A pipeline is being built to connect the different digesters, Schlyer stated.
Some of the biogas will be used to power the ethanol and biodiesel plants, he said, and the rest will be sold to compressed natural gas companies for transportation fuel and other uses.
“These are high return-on-investment projects,” Schlyer commented. “We’ll be opportunistic and flexible and I’m comfortable that it’s a good deal for us.”
Schlyer declined to be more specific about the financial returns of the biogas and biodiesel projects. However, the two projects are part of a larger vision involving renewable fuels. “We see our ethanol plants as building blocks for producing other renewable fuels,” Schlyer stated. “We see an ethanol plant as part of a renewable fuel complex. We were able to do both the biodiesel plant and biogas projects because we have an ethanol plant.
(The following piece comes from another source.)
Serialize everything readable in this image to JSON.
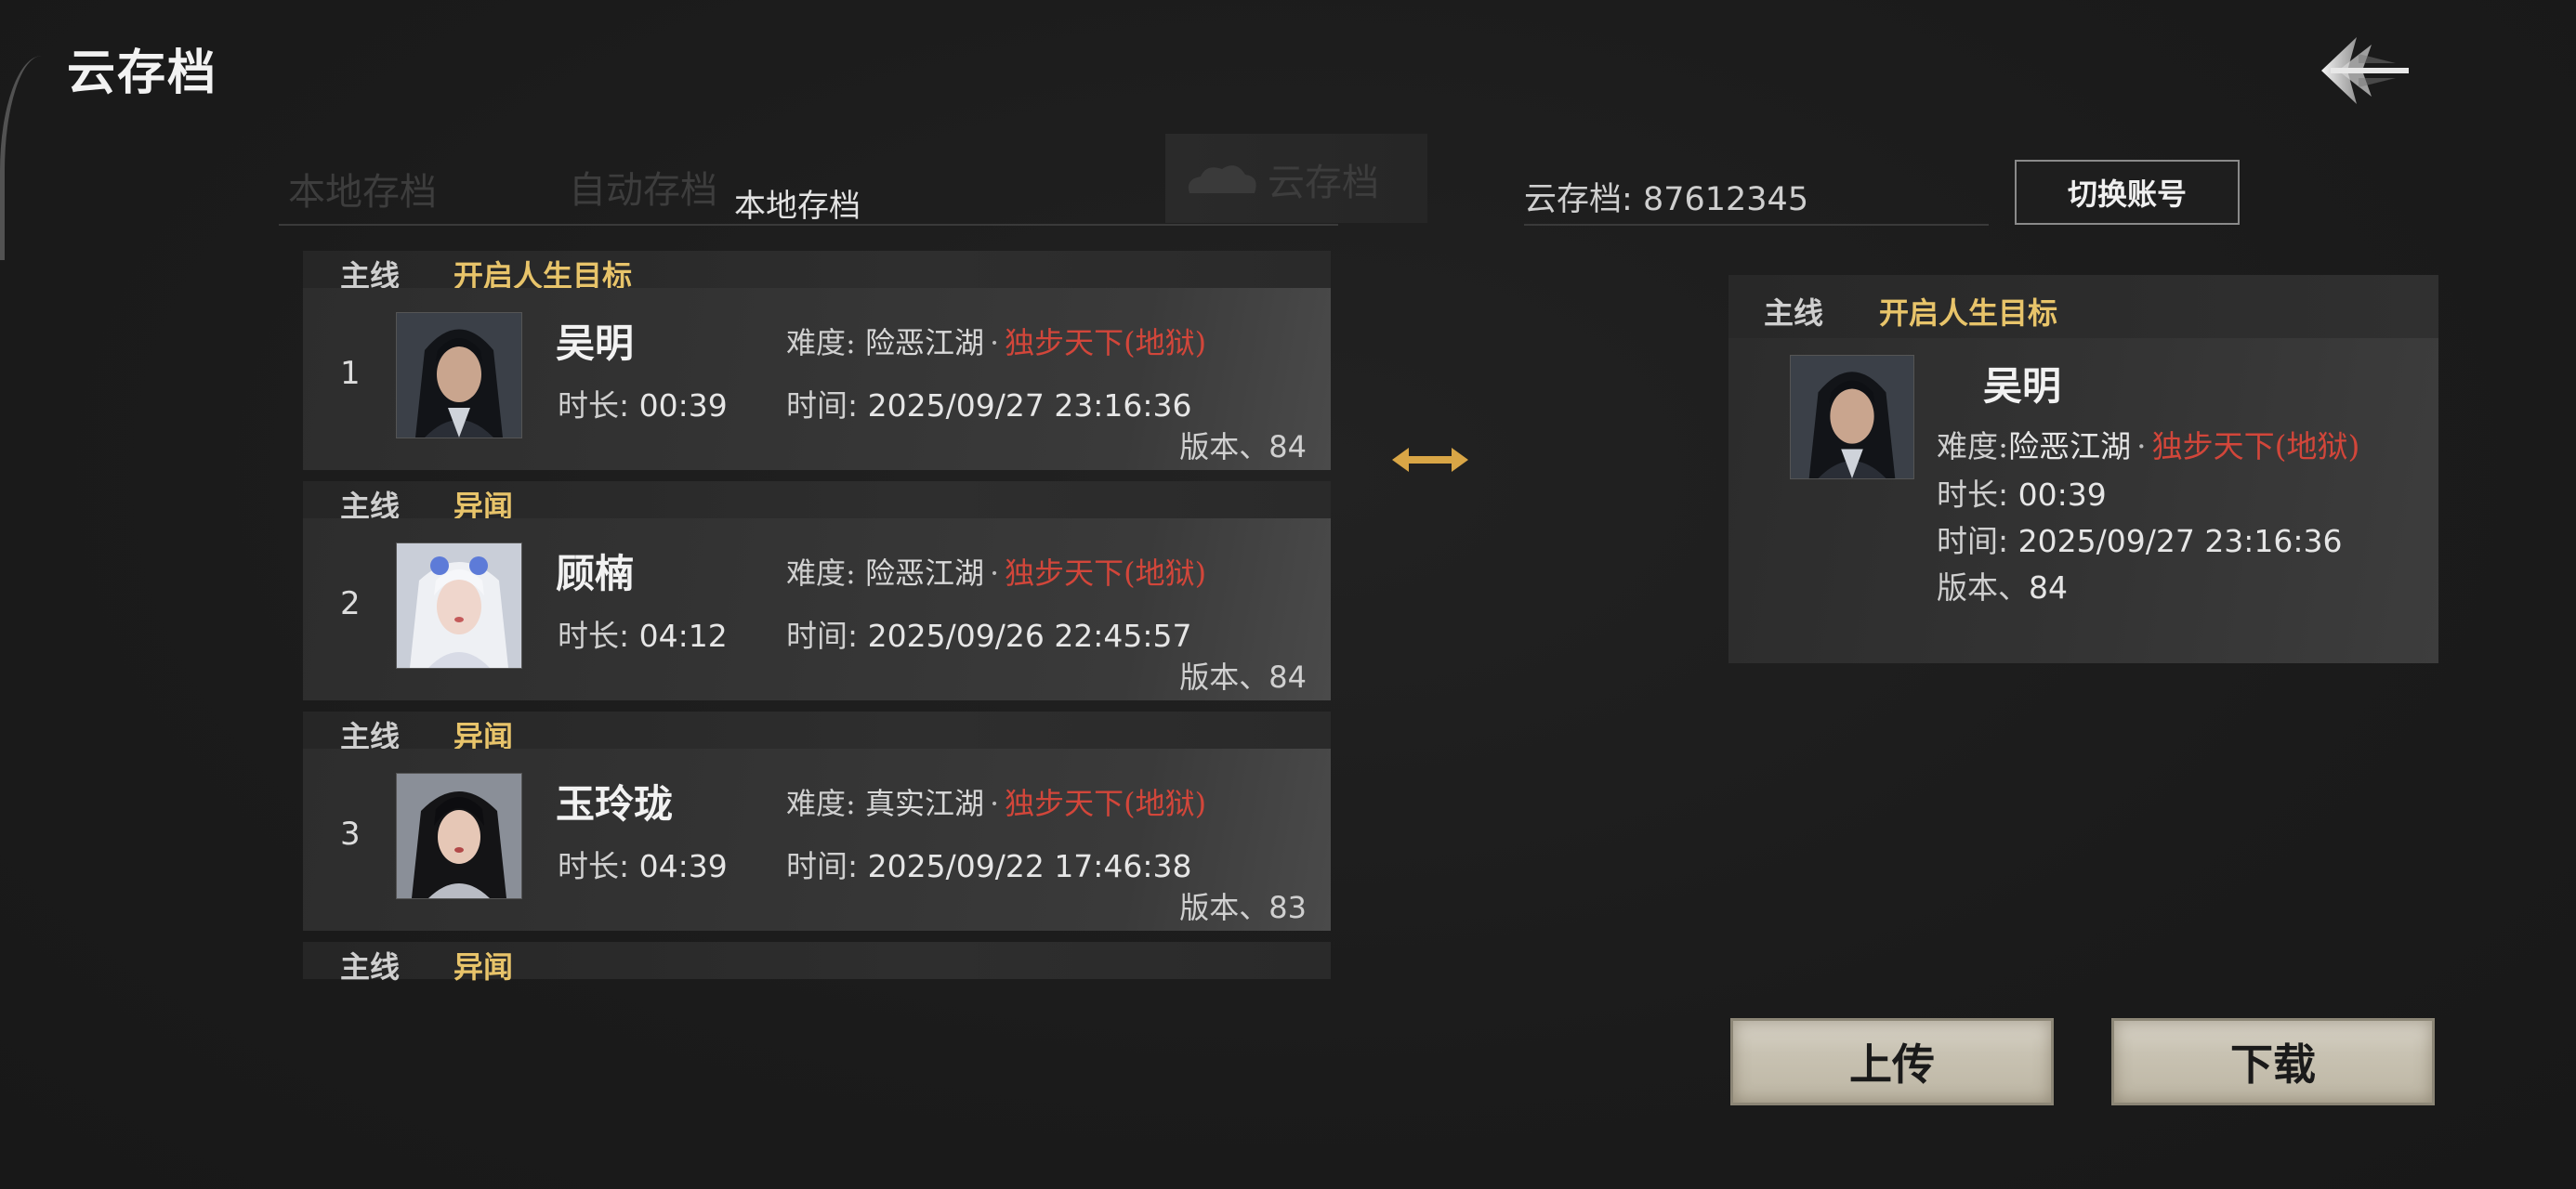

That ethanol plant gave us a pretty cool way to make low-carbon fuel and market low-carbon fuel here in California In our case, the projects happen to be working out pretty well.””
Looking five years and beyond, Schwarck says he’s still optimistic because ethanol is a low-carbon, high-octane fuel that will have a strong future. “Both higher blends of ethanol and export sales will lead the way,” he says. “Ethanol is a clean-burning, American-made renewable fuel.”
The attacks on the Saudi Arabian oil fields have driven home the point that ethanol provides a reliable supply of U.S.-based fuel, he adds.